Mythbusters Diaries (Part 22): 7 Mind-Blowing Myths & Facts About Bacterial Vaginosis

Stethoscope and chalkboard with written word BACTERIAL VAGINOSIS on wooden table.
Contributed by: Rachana Arya

 

Bacterial vaginosis (BV) is an extremely common infection among women. It happens when the careful balance of vaginal bacteria is disrupted or disturbed.

The vagina basically contains ‘good’ and ‘bad’ bacteria. In most cases, the ‘good’ bacterium outnumbers the ‘bad’. However, if there is an increase of ‘bad’ bacteria in the vagina, the natural bacterial (and acidic) balance of the vaginal environment is disrupted, resulting in BV. The ‘bad’ bacteria can be present in levels that are 100 to 1,000 times more than usual, which can throw the vaginal environment out of balance.

Untreated BV raises your chances of developing a condition known as a pelvic inflammatory disease. It can also affect fertility and increase the risk for premature delivery if you’re pregnant.

Factors that can disrupt the natural vaginal pH and trigger BV are wearing tight clothing and thongs, heavy periods, hormonal changes, the coil, and even taking baths instead of showers.

Signs and Symptoms: 

BV may not necessarily show any signs or symptoms. But when it does, the symptoms can include: 

  • White, grey, or green vaginal discharge
  • Strong, smelly vaginal odor
  • Pain or burning in the vagina 
  • Vaginal itching
  • Burning during urination

 

There are several myths around BV, such as the belief that it always causes infertility (it doesn’t); that frequent washing will cure it (it won’t); or that it’s a sexually transmitted disease (it’s not). 

So here are the top seven myths about BV in women—busted.

 

Myth #1: BV is a sexually transmitted disease

Fact:

BV is not a sexually transmitted disease. However, BV can indeed be triggered if you switch partners or have several sex partners, or have unprotected sexual contact. That’s said, in this respect, the partners of women who have BV do not need to seek treatment. However, it is advisable that a woman with BV avoids sexual intercourse until complete recovery.

 

Myth #2: BV is caused due to poor hygiene

Fact:

Contrary to the popular myth, BV is not caused by poor hygiene. Excessive vaginal cleansing can disturb the balance of the bacteria in the vagina and contribute to the development of BV. Additionally, smoking can be an additional contributing factor. Furthermore, poor health and hot temperature can also be contributing factors. If you have experienced menopause or suffer from diabetes, the risk of having BV increases manifold.

 

Myth #3: It’s the same as thrush

Fact:

False. Thrush is a yeast infection while BV is a bacterial condition. It’s also twice as frequent as thrush, but just a small percentage of women are aware of it. However, because thrush is so well-known and discussed, women are much more likely to think of it when they have odd vaginal symptoms and thus more than 60% of them misdiagnose their symptoms as thrush.

 

Myth #4: BV affects only older women

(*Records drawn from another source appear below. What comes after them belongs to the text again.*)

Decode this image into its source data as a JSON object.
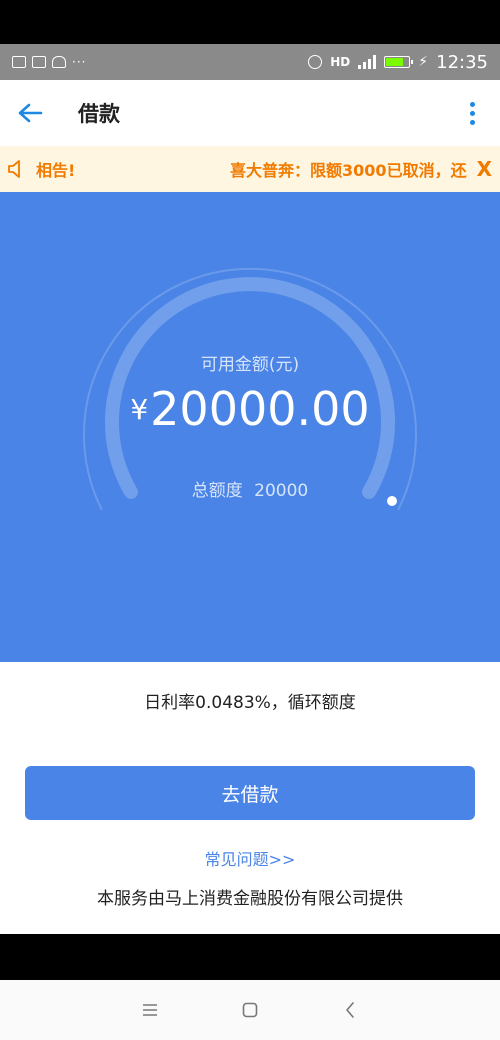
{
  "status_bar": {
    "left_icons": [
      "gallery-icon",
      "message-icon",
      "cloud-icon"
    ],
    "left_dots": "···",
    "hd": "HD",
    "time": "12:35"
  },
  "app_bar": {
    "title": "借款"
  },
  "notice": {
    "text_left": "相告!",
    "text_right": "喜大普奔：限额3000已取消，还",
    "close": "X"
  },
  "hero": {
    "label": "可用金额(元)",
    "currency": "¥",
    "amount": "20000.00",
    "total_label": "总额度",
    "total_value": "20000",
    "gauge_level": 1.0
  },
  "info": {
    "rate_text": "日利率0.0483%，循环额度"
  },
  "actions": {
    "loan_button": "去借款",
    "faq_link": "常见问题>>"
  },
  "footer": {
    "provider": "本服务由马上消费金融股份有限公司提供"
  },
  "colors": {
    "primary": "#4a84e6",
    "accent_blue": "#1e88e5",
    "notice_bg": "#fff6e2",
    "notice_text": "#f07b00"
  }
}
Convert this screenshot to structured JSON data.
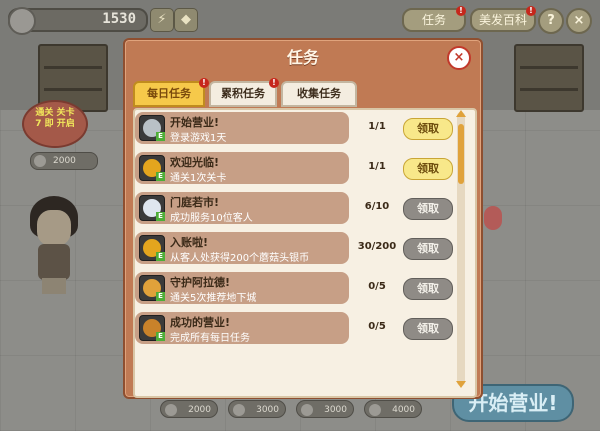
{
  "topbar": {
    "coins": "1530",
    "task_label": "任务",
    "gourmet_label": "美发百科",
    "help_label": "?",
    "close_label": "×"
  },
  "scene": {
    "speech_text": "通关 关卡 7 即 开启",
    "speech_price": "2000",
    "bottom_prices": [
      "2000",
      "3000",
      "3000",
      "4000"
    ],
    "start_button": "开始营业!"
  },
  "dialog": {
    "title": "任务",
    "close_label": "×",
    "tabs": [
      {
        "label": "每日任务",
        "active": true,
        "alert": true
      },
      {
        "label": "累积任务",
        "active": false,
        "alert": true
      },
      {
        "label": "收集任务",
        "active": false,
        "alert": false
      }
    ],
    "tasks": [
      {
        "name": "开始营业!",
        "desc": "登录游戏1天",
        "progress": "1/1",
        "button": "领取",
        "claimable": true,
        "icon": "clock-icon",
        "icon_color": "#b9c1c6"
      },
      {
        "name": "欢迎光临!",
        "desc": "通关1次关卡",
        "progress": "1/1",
        "button": "领取",
        "claimable": true,
        "icon": "gold-badge-icon",
        "icon_color": "#e3a51e"
      },
      {
        "name": "门庭若市!",
        "desc": "成功服务10位客人",
        "progress": "6/10",
        "button": "领取",
        "claimable": false,
        "icon": "sparkle-icon",
        "icon_color": "#dfe6ef"
      },
      {
        "name": "入账啦!",
        "desc": "从客人处获得200个蘑菇头银币",
        "progress": "30/200",
        "button": "领取",
        "claimable": false,
        "icon": "gold-badge-icon",
        "icon_color": "#e3a51e"
      },
      {
        "name": "守护阿拉德!",
        "desc": "通关5次推荐地下城",
        "progress": "0/5",
        "button": "领取",
        "claimable": false,
        "icon": "treasure-icon",
        "icon_color": "#e0a13a"
      },
      {
        "name": "成功的营业!",
        "desc": "完成所有每日任务",
        "progress": "0/5",
        "button": "领取",
        "claimable": false,
        "icon": "chest-icon",
        "icon_color": "#c9822a"
      }
    ]
  }
}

Fact:

While women of any age can contract BV, menopausal women are at a higher risk because estrogen and progesterone, which are vital in maintaining that balance, begin to decline, allowing ‘bad’ bacteria to flourish.

 

Myth #5: You can avoid BV by eating acidic foods

Fact:

Although there is no evidence that the foods we eat alter our vaginal pH levels, what we eat does affect our entire body in some way. For a healthier body, both inside and out, it makes sense to eat a healthy and balanced diet.

 

Myth #6: You can clear the BV by washing your vulva more frequently

Fact:

This is wrong. In fact, over-washing can be a trigger – once a day is enough. Douching is also a no-no. Similarly, the use of fragrant soaps or antiseptic products should be avoided as they might disrupt the vaginal balance. 

 

Myth #7: You have to take strong antibiotics to clear up BV

Fact:

BV sometimes resolves on its own. However, if your symptoms persist for several days without improvement, a course of antibiotics may be advised. Make an appointment with your gynecologist if your bacterial vaginosis does not reduce after a week of home treatment, or is recurrent.

 

Book The Women’s Advanced Health Test Today

This post has already been read 16 times!

Leave a Reply

Your email address will not be published. Required fields are marked *

Talk to our Health Advisor